- **Data supplied**
BEGIN
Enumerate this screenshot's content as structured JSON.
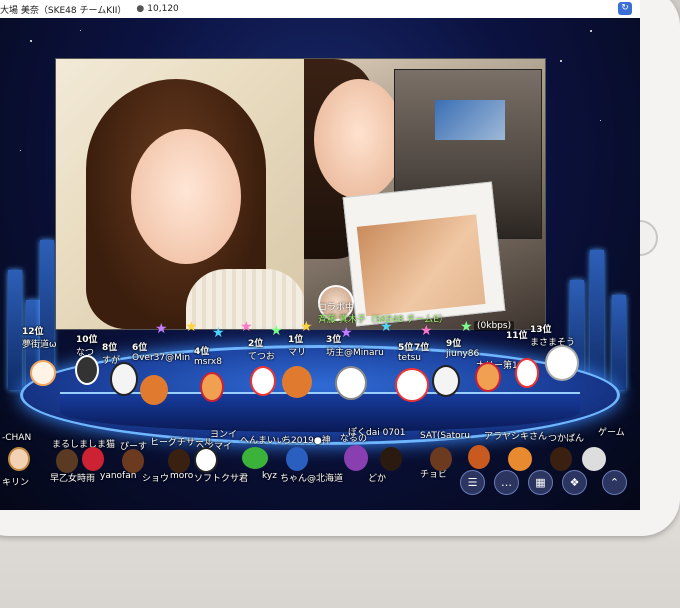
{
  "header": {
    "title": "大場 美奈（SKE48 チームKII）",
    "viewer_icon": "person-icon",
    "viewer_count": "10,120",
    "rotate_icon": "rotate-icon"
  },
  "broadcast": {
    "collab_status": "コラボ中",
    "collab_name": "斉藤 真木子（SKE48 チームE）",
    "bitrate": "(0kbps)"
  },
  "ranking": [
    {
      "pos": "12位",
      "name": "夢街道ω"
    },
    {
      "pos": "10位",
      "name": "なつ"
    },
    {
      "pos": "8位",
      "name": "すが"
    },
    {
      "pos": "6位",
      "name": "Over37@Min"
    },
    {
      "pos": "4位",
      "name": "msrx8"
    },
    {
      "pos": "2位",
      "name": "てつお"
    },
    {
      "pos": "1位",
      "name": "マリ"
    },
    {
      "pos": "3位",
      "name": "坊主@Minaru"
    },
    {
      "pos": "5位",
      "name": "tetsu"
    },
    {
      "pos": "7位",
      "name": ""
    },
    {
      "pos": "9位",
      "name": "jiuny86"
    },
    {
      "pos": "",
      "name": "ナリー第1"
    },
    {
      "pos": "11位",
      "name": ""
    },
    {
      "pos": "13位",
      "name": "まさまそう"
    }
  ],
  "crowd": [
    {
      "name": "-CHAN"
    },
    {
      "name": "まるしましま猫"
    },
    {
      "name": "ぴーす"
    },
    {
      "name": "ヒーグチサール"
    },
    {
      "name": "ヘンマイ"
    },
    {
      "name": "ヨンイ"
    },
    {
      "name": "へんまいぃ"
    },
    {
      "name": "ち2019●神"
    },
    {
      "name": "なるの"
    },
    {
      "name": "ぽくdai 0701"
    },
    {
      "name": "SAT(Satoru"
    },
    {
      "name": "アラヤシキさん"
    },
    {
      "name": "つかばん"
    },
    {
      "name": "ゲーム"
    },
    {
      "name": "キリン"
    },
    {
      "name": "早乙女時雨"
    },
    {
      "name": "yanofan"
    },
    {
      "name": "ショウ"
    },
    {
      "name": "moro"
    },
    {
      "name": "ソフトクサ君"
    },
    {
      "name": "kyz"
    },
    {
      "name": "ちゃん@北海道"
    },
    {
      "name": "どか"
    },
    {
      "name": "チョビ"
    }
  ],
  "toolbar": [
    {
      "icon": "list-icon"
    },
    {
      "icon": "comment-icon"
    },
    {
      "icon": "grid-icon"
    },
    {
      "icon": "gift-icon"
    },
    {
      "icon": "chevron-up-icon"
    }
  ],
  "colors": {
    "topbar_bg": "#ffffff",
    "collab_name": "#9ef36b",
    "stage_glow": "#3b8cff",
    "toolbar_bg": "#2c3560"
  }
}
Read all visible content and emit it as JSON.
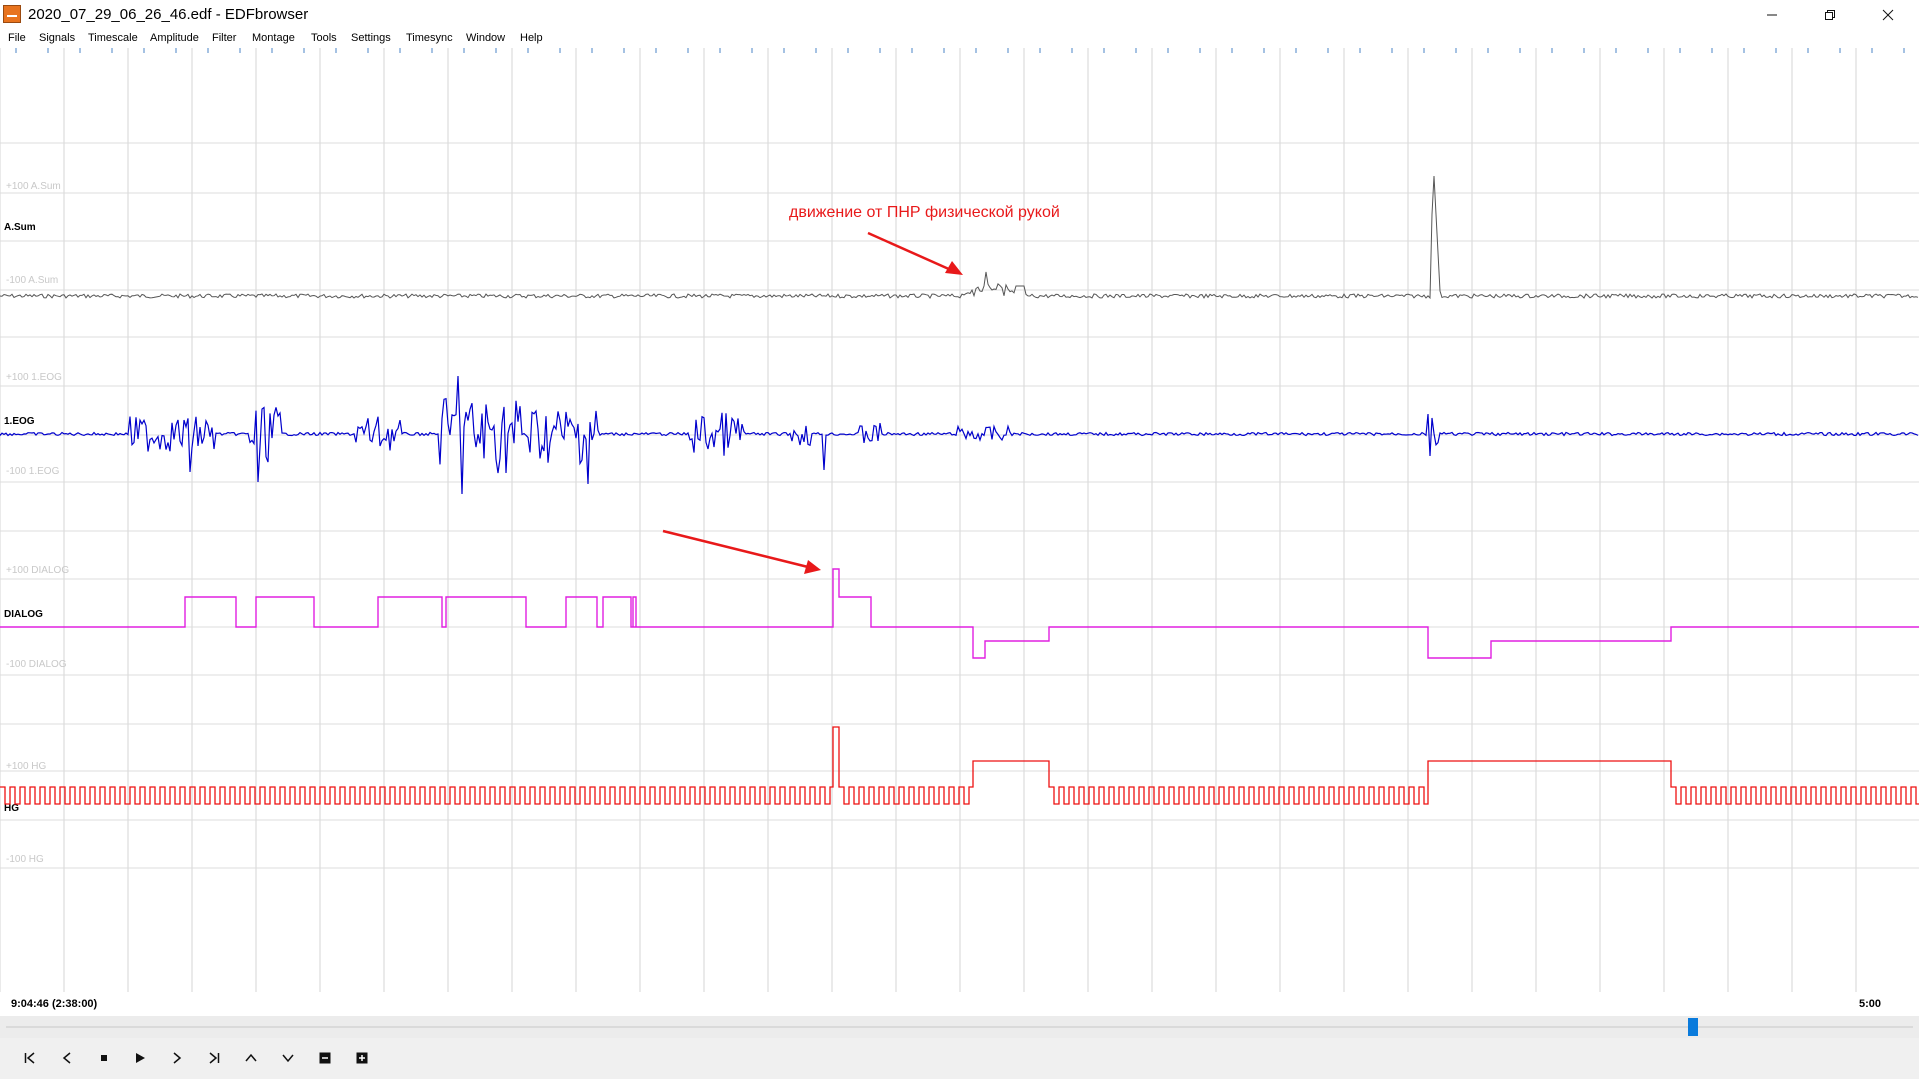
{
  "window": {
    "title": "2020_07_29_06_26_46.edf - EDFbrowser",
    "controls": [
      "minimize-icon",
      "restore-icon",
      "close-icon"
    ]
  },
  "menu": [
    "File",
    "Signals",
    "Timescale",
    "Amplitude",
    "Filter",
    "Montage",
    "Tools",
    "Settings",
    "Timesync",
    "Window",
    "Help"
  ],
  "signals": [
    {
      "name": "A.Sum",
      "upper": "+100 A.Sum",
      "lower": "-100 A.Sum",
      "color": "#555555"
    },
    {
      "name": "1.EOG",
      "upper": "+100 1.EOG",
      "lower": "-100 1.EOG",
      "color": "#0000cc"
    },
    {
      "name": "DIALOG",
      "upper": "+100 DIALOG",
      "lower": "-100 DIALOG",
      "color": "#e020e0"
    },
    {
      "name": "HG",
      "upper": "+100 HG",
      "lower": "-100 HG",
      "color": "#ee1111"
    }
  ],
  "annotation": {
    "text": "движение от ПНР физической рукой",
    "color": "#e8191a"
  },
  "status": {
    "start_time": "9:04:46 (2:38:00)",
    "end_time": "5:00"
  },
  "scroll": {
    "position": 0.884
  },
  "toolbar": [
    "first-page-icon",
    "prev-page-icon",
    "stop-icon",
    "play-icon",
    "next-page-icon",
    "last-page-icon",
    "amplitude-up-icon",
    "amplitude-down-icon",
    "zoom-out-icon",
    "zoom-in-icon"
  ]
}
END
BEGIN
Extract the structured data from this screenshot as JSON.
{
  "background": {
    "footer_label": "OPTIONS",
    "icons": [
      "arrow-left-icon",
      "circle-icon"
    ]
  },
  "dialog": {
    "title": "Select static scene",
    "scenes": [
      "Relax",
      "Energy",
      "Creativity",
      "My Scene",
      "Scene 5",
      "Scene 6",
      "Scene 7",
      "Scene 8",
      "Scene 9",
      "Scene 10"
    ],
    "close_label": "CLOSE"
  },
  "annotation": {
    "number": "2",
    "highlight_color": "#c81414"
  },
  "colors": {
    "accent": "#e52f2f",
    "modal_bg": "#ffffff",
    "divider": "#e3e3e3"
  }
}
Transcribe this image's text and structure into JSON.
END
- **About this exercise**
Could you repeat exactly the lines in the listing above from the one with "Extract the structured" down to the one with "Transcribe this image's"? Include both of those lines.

- **Exercise result**
Extract the structured data from this screenshot as JSON.
{
  "background": {
    "footer_label": "OPTIONS",
    "icons": [
      "arrow-left-icon",
      "circle-icon"
    ]
  },
  "dialog": {
    "title": "Select static scene",
    "scenes": [
      "Relax",
      "Energy",
      "Creativity",
      "My Scene",
      "Scene 5",
      "Scene 6",
      "Scene 7",
      "Scene 8",
      "Scene 9",
      "Scene 10"
    ],
    "close_label": "CLOSE"
  },
  "annotation": {
    "number": "2",
    "highlight_color": "#c81414"
  },
  "colors": {
    "accent": "#e52f2f",
    "modal_bg": "#ffffff",
    "divider": "#e3e3e3"
  }
}
Transcribe this image's text and structure into JSON.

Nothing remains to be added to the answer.